Take each line of the material that includes "icon" and copy it.

INFORMATION PROVIDED START

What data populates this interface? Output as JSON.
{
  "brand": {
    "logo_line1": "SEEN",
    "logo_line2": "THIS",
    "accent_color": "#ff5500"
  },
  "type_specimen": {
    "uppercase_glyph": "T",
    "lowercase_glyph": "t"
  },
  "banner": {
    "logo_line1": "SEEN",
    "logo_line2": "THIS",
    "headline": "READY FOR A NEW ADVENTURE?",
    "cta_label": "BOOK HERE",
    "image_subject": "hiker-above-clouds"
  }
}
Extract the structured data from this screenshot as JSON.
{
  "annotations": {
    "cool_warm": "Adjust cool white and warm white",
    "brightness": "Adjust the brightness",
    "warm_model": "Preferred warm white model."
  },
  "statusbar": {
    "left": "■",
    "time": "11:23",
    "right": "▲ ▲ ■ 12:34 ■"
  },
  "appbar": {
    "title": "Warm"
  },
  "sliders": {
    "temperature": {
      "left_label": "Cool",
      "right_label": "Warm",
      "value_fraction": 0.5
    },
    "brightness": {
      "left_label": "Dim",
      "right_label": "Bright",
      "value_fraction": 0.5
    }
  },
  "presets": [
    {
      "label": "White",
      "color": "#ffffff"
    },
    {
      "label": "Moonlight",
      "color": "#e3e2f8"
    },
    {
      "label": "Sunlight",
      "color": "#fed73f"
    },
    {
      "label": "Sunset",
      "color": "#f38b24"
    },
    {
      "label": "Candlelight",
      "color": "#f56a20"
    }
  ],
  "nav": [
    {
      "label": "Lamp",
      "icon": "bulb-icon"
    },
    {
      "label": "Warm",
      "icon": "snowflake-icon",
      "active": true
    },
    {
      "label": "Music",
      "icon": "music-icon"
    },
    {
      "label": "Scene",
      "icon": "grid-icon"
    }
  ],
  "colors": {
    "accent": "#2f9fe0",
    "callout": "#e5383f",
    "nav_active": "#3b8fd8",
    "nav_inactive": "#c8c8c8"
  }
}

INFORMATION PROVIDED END

◆ EXERCISE RESULT
      "icon": "bulb-icon"
      "icon": "snowflake-icon",
      "icon": "music-icon"
      "icon": "grid-icon"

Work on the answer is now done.